That is. be deﬁned as the point where U(x) = S(x).140 Computational Economic Analysis for Engineering and Industry importance of the equity breakeven point is that any equity accumulated after that point represents the amount of ownership or equity that the debtor is entitled to after the unpaid balance on the loan is settled with project collateral. The equity breakeven point can be calculated directly from the formula derived in the following text: Let the equity breakeven point.” which. The total payment starts from $0. The implication of this is very important. we have (1 + i ) − (1 + i ) = (1 + i ) n x x −1 1+ i (1 + i ) = ( 2) x n +1 which yields the equity breakeven expression n ln 0. particularly in the case of mortgage loans. is an ironic reference to the burden of mortgage loans.5 1 + i + 0. perhaps. “Mortgage” is a word of French origin.5 x= ln 1 + i ( ( ) ) where ln = the natural log function n = the number of periods in the life of the loan i = the interest rate per period Figure 9. Consequently. meaning “death pledge.2 presents a plot of the total loan payment and the cumulative equity with respect to time. x.0 at time 0 and . x 1 − 1 + i − ( n− x ) = A 1+ i − 1 A i 1+ i n i ( ) ( ( ) ) Multiplying both the numerator and denominator of the lefthand side of this expression by (1+i)n and then simplifying yields (1 + i ) − (1 + i ) i (1 + i ) n n x on the lefthand side.
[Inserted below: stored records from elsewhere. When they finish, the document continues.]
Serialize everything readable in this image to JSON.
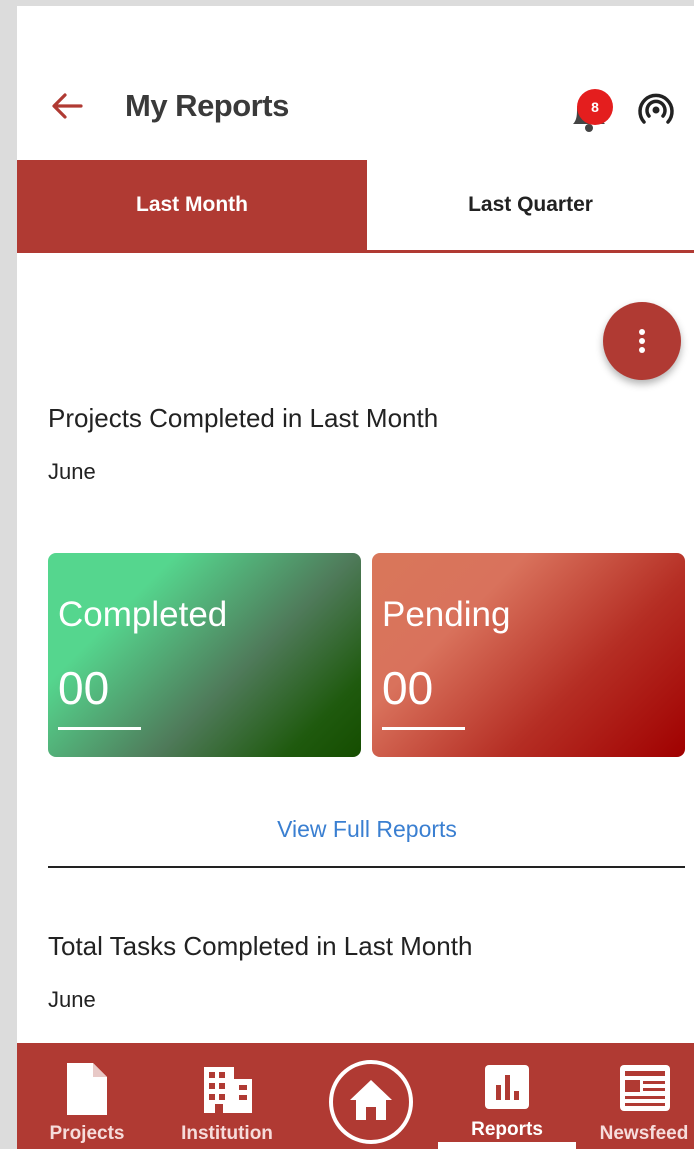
{
  "header": {
    "title": "My Reports",
    "back_icon": "arrow-left-icon",
    "notification_count": "8",
    "broadcast_icon": "broadcast-icon"
  },
  "tabs": [
    {
      "label": "Last Month",
      "active": true
    },
    {
      "label": "Last Quarter",
      "active": false
    }
  ],
  "projects_section": {
    "title": "Projects Completed in Last Month",
    "period": "June",
    "cards": [
      {
        "label": "Completed",
        "value": "00"
      },
      {
        "label": "Pending",
        "value": "00"
      }
    ],
    "link": "View Full Reports"
  },
  "tasks_section": {
    "title": "Total Tasks Completed in Last Month",
    "period": "June"
  },
  "bottom_nav": {
    "items": [
      {
        "label": "Projects",
        "icon": "document-icon"
      },
      {
        "label": "Institution",
        "icon": "building-icon"
      },
      {
        "label": "",
        "icon": "home-icon"
      },
      {
        "label": "Reports",
        "icon": "bar-chart-icon"
      },
      {
        "label": "Newsfeed",
        "icon": "newspaper-icon"
      }
    ],
    "active": "Reports"
  },
  "colors": {
    "primary": "#b03a33",
    "link": "#3a7fd1",
    "badge": "#e41e1e",
    "completed_gradient": [
      "#55d68e",
      "#154d00"
    ],
    "pending_gradient": [
      "#d9775a",
      "#a00000"
    ]
  }
}
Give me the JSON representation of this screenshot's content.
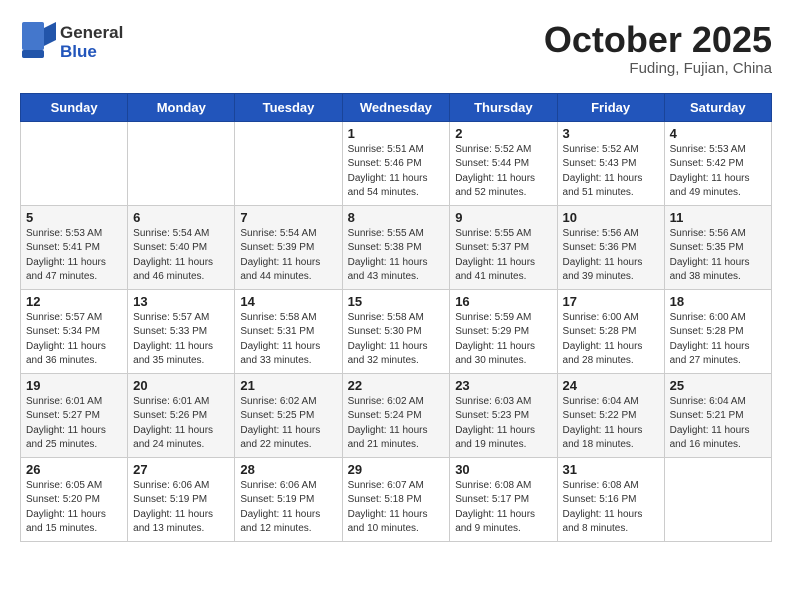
{
  "header": {
    "logo_line1": "General",
    "logo_line2": "Blue",
    "month": "October 2025",
    "location": "Fuding, Fujian, China"
  },
  "weekdays": [
    "Sunday",
    "Monday",
    "Tuesday",
    "Wednesday",
    "Thursday",
    "Friday",
    "Saturday"
  ],
  "rows": [
    [
      {
        "day": "",
        "info": ""
      },
      {
        "day": "",
        "info": ""
      },
      {
        "day": "",
        "info": ""
      },
      {
        "day": "1",
        "info": "Sunrise: 5:51 AM\nSunset: 5:46 PM\nDaylight: 11 hours\nand 54 minutes."
      },
      {
        "day": "2",
        "info": "Sunrise: 5:52 AM\nSunset: 5:44 PM\nDaylight: 11 hours\nand 52 minutes."
      },
      {
        "day": "3",
        "info": "Sunrise: 5:52 AM\nSunset: 5:43 PM\nDaylight: 11 hours\nand 51 minutes."
      },
      {
        "day": "4",
        "info": "Sunrise: 5:53 AM\nSunset: 5:42 PM\nDaylight: 11 hours\nand 49 minutes."
      }
    ],
    [
      {
        "day": "5",
        "info": "Sunrise: 5:53 AM\nSunset: 5:41 PM\nDaylight: 11 hours\nand 47 minutes."
      },
      {
        "day": "6",
        "info": "Sunrise: 5:54 AM\nSunset: 5:40 PM\nDaylight: 11 hours\nand 46 minutes."
      },
      {
        "day": "7",
        "info": "Sunrise: 5:54 AM\nSunset: 5:39 PM\nDaylight: 11 hours\nand 44 minutes."
      },
      {
        "day": "8",
        "info": "Sunrise: 5:55 AM\nSunset: 5:38 PM\nDaylight: 11 hours\nand 43 minutes."
      },
      {
        "day": "9",
        "info": "Sunrise: 5:55 AM\nSunset: 5:37 PM\nDaylight: 11 hours\nand 41 minutes."
      },
      {
        "day": "10",
        "info": "Sunrise: 5:56 AM\nSunset: 5:36 PM\nDaylight: 11 hours\nand 39 minutes."
      },
      {
        "day": "11",
        "info": "Sunrise: 5:56 AM\nSunset: 5:35 PM\nDaylight: 11 hours\nand 38 minutes."
      }
    ],
    [
      {
        "day": "12",
        "info": "Sunrise: 5:57 AM\nSunset: 5:34 PM\nDaylight: 11 hours\nand 36 minutes."
      },
      {
        "day": "13",
        "info": "Sunrise: 5:57 AM\nSunset: 5:33 PM\nDaylight: 11 hours\nand 35 minutes."
      },
      {
        "day": "14",
        "info": "Sunrise: 5:58 AM\nSunset: 5:31 PM\nDaylight: 11 hours\nand 33 minutes."
      },
      {
        "day": "15",
        "info": "Sunrise: 5:58 AM\nSunset: 5:30 PM\nDaylight: 11 hours\nand 32 minutes."
      },
      {
        "day": "16",
        "info": "Sunrise: 5:59 AM\nSunset: 5:29 PM\nDaylight: 11 hours\nand 30 minutes."
      },
      {
        "day": "17",
        "info": "Sunrise: 6:00 AM\nSunset: 5:28 PM\nDaylight: 11 hours\nand 28 minutes."
      },
      {
        "day": "18",
        "info": "Sunrise: 6:00 AM\nSunset: 5:28 PM\nDaylight: 11 hours\nand 27 minutes."
      }
    ],
    [
      {
        "day": "19",
        "info": "Sunrise: 6:01 AM\nSunset: 5:27 PM\nDaylight: 11 hours\nand 25 minutes."
      },
      {
        "day": "20",
        "info": "Sunrise: 6:01 AM\nSunset: 5:26 PM\nDaylight: 11 hours\nand 24 minutes."
      },
      {
        "day": "21",
        "info": "Sunrise: 6:02 AM\nSunset: 5:25 PM\nDaylight: 11 hours\nand 22 minutes."
      },
      {
        "day": "22",
        "info": "Sunrise: 6:02 AM\nSunset: 5:24 PM\nDaylight: 11 hours\nand 21 minutes."
      },
      {
        "day": "23",
        "info": "Sunrise: 6:03 AM\nSunset: 5:23 PM\nDaylight: 11 hours\nand 19 minutes."
      },
      {
        "day": "24",
        "info": "Sunrise: 6:04 AM\nSunset: 5:22 PM\nDaylight: 11 hours\nand 18 minutes."
      },
      {
        "day": "25",
        "info": "Sunrise: 6:04 AM\nSunset: 5:21 PM\nDaylight: 11 hours\nand 16 minutes."
      }
    ],
    [
      {
        "day": "26",
        "info": "Sunrise: 6:05 AM\nSunset: 5:20 PM\nDaylight: 11 hours\nand 15 minutes."
      },
      {
        "day": "27",
        "info": "Sunrise: 6:06 AM\nSunset: 5:19 PM\nDaylight: 11 hours\nand 13 minutes."
      },
      {
        "day": "28",
        "info": "Sunrise: 6:06 AM\nSunset: 5:19 PM\nDaylight: 11 hours\nand 12 minutes."
      },
      {
        "day": "29",
        "info": "Sunrise: 6:07 AM\nSunset: 5:18 PM\nDaylight: 11 hours\nand 10 minutes."
      },
      {
        "day": "30",
        "info": "Sunrise: 6:08 AM\nSunset: 5:17 PM\nDaylight: 11 hours\nand 9 minutes."
      },
      {
        "day": "31",
        "info": "Sunrise: 6:08 AM\nSunset: 5:16 PM\nDaylight: 11 hours\nand 8 minutes."
      },
      {
        "day": "",
        "info": ""
      }
    ]
  ]
}
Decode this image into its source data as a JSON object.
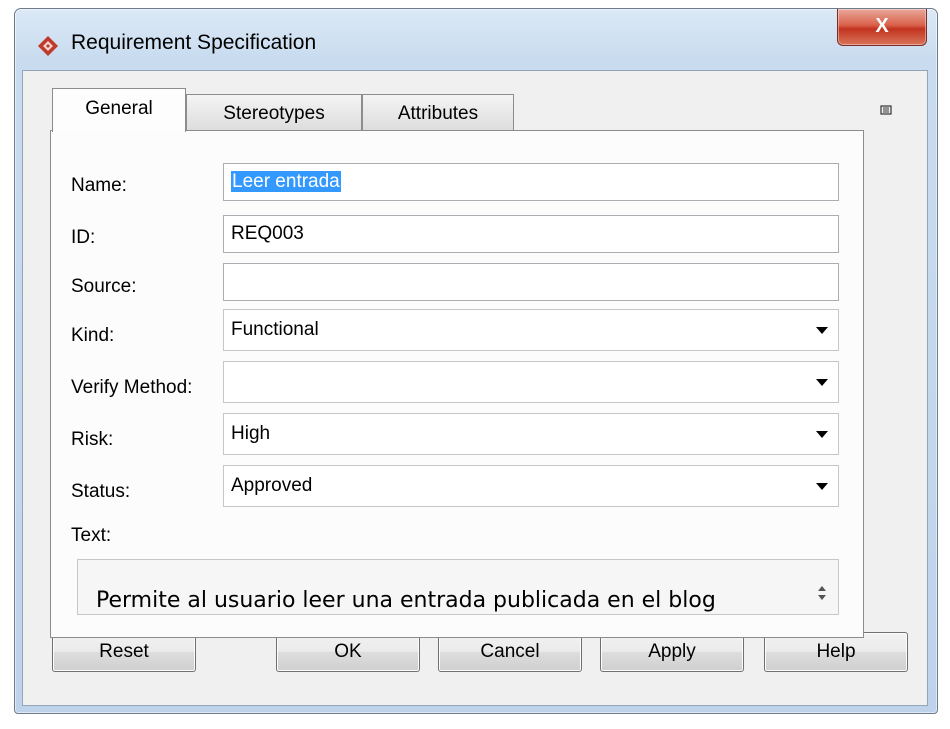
{
  "window": {
    "title": "Requirement Specification",
    "close_label": "X"
  },
  "tabs": [
    {
      "label": "General",
      "active": true
    },
    {
      "label": "Stereotypes",
      "active": false
    },
    {
      "label": "Attributes",
      "active": false
    }
  ],
  "form": {
    "name_label": "Name:",
    "name_value": "Leer entrada",
    "id_label": "ID:",
    "id_value": "REQ003",
    "source_label": "Source:",
    "source_value": "",
    "kind_label": "Kind:",
    "kind_value": "Functional",
    "verify_label": "Verify Method:",
    "verify_value": "",
    "risk_label": "Risk:",
    "risk_value": "High",
    "status_label": "Status:",
    "status_value": "Approved",
    "text_label": "Text:",
    "text_value": "Permite al usuario leer una entrada publicada en el blog"
  },
  "buttons": {
    "reset": "Reset",
    "ok": "OK",
    "cancel": "Cancel",
    "apply": "Apply",
    "help": "Help"
  },
  "icons": {
    "app": "requirement-diamond-icon",
    "corner": "panel-options-icon"
  },
  "colors": {
    "selection": "#3399ff",
    "close_button": "#c2331f",
    "title_bar": "#c9dcef"
  }
}
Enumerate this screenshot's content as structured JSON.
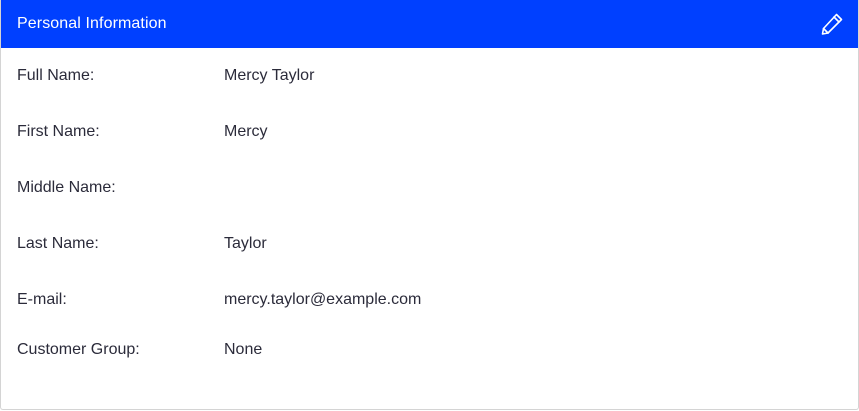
{
  "card": {
    "title": "Personal Information",
    "edit_icon": "pencil-icon",
    "header_color": "#0040ff"
  },
  "fields": [
    {
      "label": "Full Name:",
      "value": "Mercy Taylor"
    },
    {
      "label": "First Name:",
      "value": "Mercy"
    },
    {
      "label": "Middle Name:",
      "value": ""
    },
    {
      "label": "Last Name:",
      "value": "Taylor"
    },
    {
      "label": "E-mail:",
      "value": "mercy.taylor@example.com"
    },
    {
      "label": "Customer Group:",
      "value": "None"
    }
  ]
}
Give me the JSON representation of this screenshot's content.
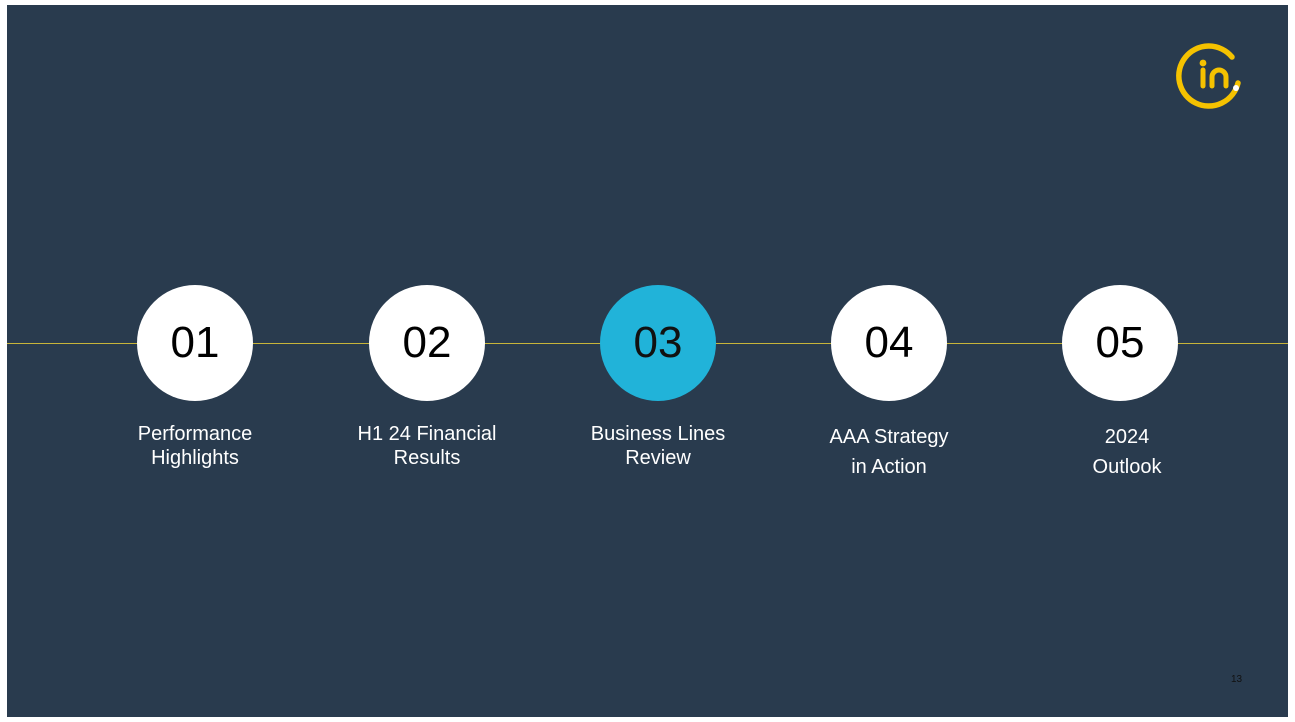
{
  "slide": {
    "page_number": "13",
    "logo_icon": "in-circle-logo",
    "colors": {
      "background": "#293b4e",
      "timeline": "#c7b43a",
      "active_circle": "#21b3d9",
      "logo": "#f5c200"
    }
  },
  "agenda": [
    {
      "number": "01",
      "label_line1": "Performance",
      "label_line2": "Highlights",
      "active": false
    },
    {
      "number": "02",
      "label_line1": "H1 24 Financial",
      "label_line2": "Results",
      "active": false
    },
    {
      "number": "03",
      "label_line1": "Business Lines",
      "label_line2": "Review",
      "active": true
    },
    {
      "number": "04",
      "label_line1": "AAA Strategy",
      "label_line2": "in Action",
      "active": false
    },
    {
      "number": "05",
      "label_line1": "2024",
      "label_line2": "Outlook",
      "active": false
    }
  ]
}
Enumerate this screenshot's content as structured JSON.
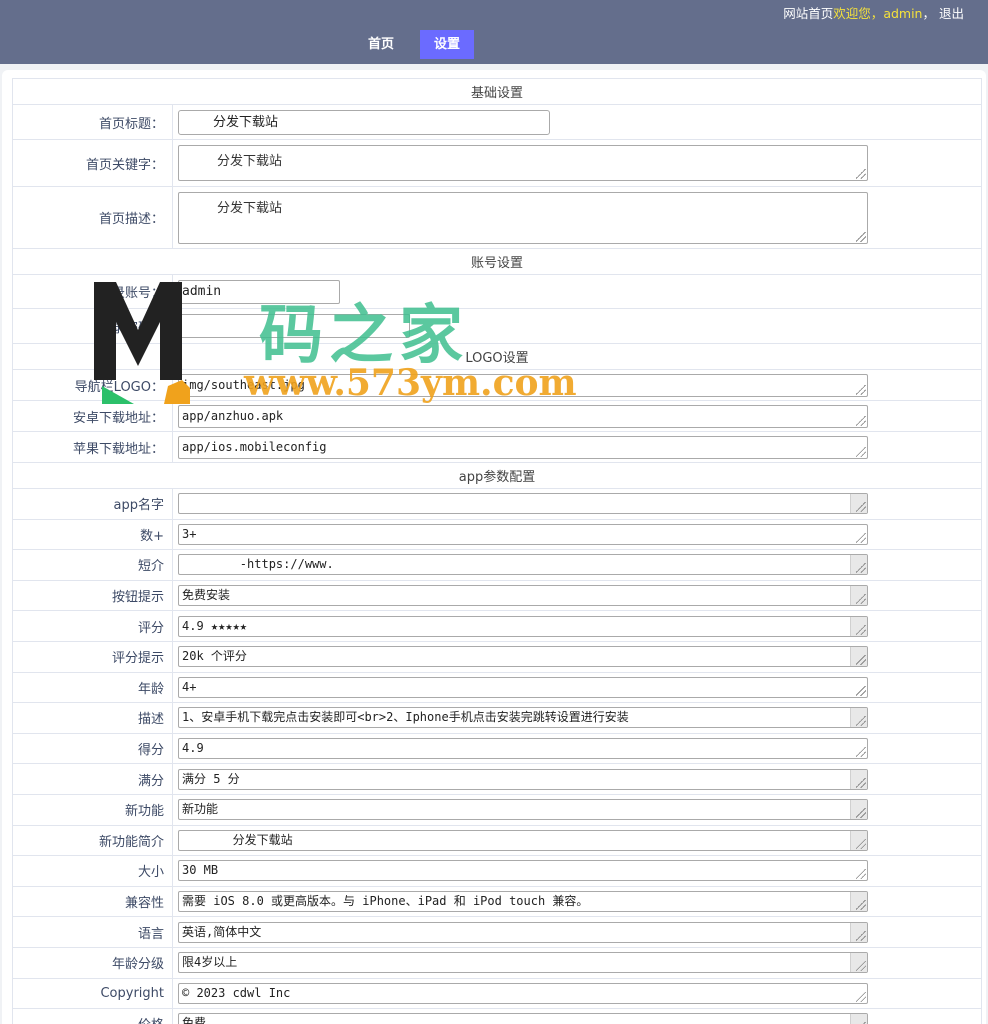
{
  "header": {
    "home_link": "网站首页",
    "welcome": "欢迎您，",
    "username": "admin",
    "sep": "，",
    "logout": "退出",
    "tabs": [
      {
        "label": "首页"
      },
      {
        "label": "设置"
      }
    ]
  },
  "sections": {
    "basic": "基础设置",
    "account": "账号设置",
    "logo": "LOGO设置",
    "app": "app参数配置"
  },
  "basic": {
    "title_label": "首页标题：",
    "title_value": "分发下载站",
    "keywords_label": "首页关键字：",
    "keywords_value": "分发下载站",
    "desc_label": "首页描述：",
    "desc_value": "分发下载站"
  },
  "account": {
    "user_label": "登录账号：",
    "user_value": "admin",
    "pass_label": "登录密码："
  },
  "logo": {
    "nav_logo_label": "导航栏LOGO：",
    "nav_logo_value": "img/southeast.jpg",
    "android_label": "安卓下载地址：",
    "android_value": "app/anzhuo.apk",
    "ios_label": "苹果下载地址：",
    "ios_value": "app/ios.mobileconfig"
  },
  "app": {
    "rows": [
      {
        "label": "app名字",
        "value": "",
        "scroll": true
      },
      {
        "label": "数+",
        "value": "3+",
        "scroll": false
      },
      {
        "label": "短介",
        "value": "        -https://www.",
        "scroll": true
      },
      {
        "label": "按钮提示",
        "value": "免费安装",
        "scroll": true
      },
      {
        "label": "评分",
        "value": "4.9 ★★★★★",
        "scroll": true
      },
      {
        "label": "评分提示",
        "value": "20k 个评分",
        "scroll": true
      },
      {
        "label": "年龄",
        "value": "4+",
        "scroll": false
      },
      {
        "label": "描述",
        "value": "1、安卓手机下载完点击安装即可<br>2、Iphone手机点击安装完跳转设置进行安装",
        "scroll": true
      },
      {
        "label": "得分",
        "value": "4.9",
        "scroll": false
      },
      {
        "label": "满分",
        "value": "满分 5 分",
        "scroll": true
      },
      {
        "label": "新功能",
        "value": "新功能",
        "scroll": true
      },
      {
        "label": "新功能简介",
        "value": "       分发下载站",
        "scroll": true
      },
      {
        "label": "大小",
        "value": "30 MB",
        "scroll": false
      },
      {
        "label": "兼容性",
        "value": "需要 iOS 8.0 或更高版本。与 iPhone、iPad 和 iPod touch 兼容。",
        "scroll": true
      },
      {
        "label": "语言",
        "value": "英语,简体中文",
        "scroll": true
      },
      {
        "label": "年龄分级",
        "value": "限4岁以上",
        "scroll": true
      },
      {
        "label": "Copyright",
        "value": "© 2023 cdwl Inc",
        "scroll": false
      },
      {
        "label": "价格",
        "value": "免费",
        "scroll": true
      }
    ]
  },
  "watermark": {
    "text": "码之家",
    "url": "www.573ym.com"
  },
  "colors": {
    "topbar": "#646e8c",
    "active_tab": "#6b6bff",
    "highlight": "#f5e23b"
  }
}
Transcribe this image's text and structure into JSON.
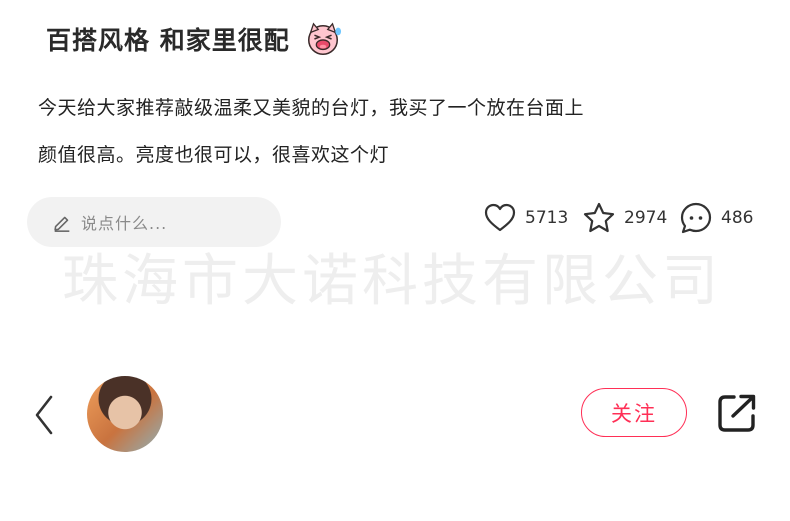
{
  "post": {
    "title": "百搭风格 和家里很配",
    "title_emoji": "laughing-pig-emoji",
    "body_line1": "今天给大家推荐敲级温柔又美貌的台灯，我买了一个放在台面上",
    "body_line2": "颜值很高。亮度也很可以，很喜欢这个灯"
  },
  "comment": {
    "placeholder": "说点什么..."
  },
  "stats": {
    "likes": "5713",
    "favorites": "2974",
    "comments": "486"
  },
  "watermark": "珠海市大诺科技有限公司",
  "footer": {
    "follow_label": "关注"
  },
  "colors": {
    "accent": "#ff2f56",
    "watermark": "#eeeeee",
    "comment_bg": "#f2f2f2"
  },
  "icons": [
    "pen-icon",
    "heart-icon",
    "star-icon",
    "comment-icon",
    "back-chevron-icon",
    "share-icon"
  ]
}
000 0 0 Months 108 S(t) C(t) Figure 9. The cumulative principal payment starts at $0. By comparison. the percentage of interest in the total payment starts also at 77.000. the total interest payment on the loan is $967.61 by the end of the last month of the installment payments.3 show that an increasing proportion 100 90 80 70 Percentage 60 50 40 30 20 10 0 0 Months 180 F(t) F(t) Figure 9.000 100.000 200.61 – $500.2 Plot of total loan payment and total equity. Table 9.61.3 Plot of percentage of interest charge.000 700. .000 = $467. goes up to $967.144.000 500. Because only $500.000 900. Figure 9.000.